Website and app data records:
------------------------------------

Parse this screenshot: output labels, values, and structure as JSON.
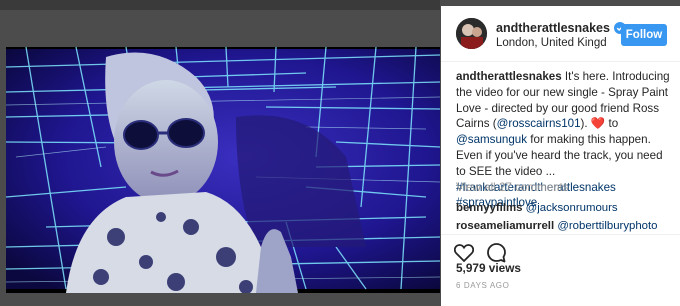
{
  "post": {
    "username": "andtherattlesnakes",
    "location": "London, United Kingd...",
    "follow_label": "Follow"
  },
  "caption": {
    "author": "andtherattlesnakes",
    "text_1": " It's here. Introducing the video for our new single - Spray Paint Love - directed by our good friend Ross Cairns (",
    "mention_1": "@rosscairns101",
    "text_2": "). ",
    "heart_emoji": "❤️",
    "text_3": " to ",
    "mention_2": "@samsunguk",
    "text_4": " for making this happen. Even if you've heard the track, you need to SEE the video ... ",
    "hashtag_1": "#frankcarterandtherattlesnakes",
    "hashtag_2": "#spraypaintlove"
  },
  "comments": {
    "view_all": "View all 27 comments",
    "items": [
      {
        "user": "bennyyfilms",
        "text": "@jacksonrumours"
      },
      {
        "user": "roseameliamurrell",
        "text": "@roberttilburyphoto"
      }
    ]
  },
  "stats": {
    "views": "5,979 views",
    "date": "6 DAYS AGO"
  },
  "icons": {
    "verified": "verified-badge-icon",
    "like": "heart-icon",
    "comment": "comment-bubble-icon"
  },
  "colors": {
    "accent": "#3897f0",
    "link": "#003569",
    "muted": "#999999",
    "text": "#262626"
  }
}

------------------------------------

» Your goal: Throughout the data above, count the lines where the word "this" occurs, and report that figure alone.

» Task answer: 2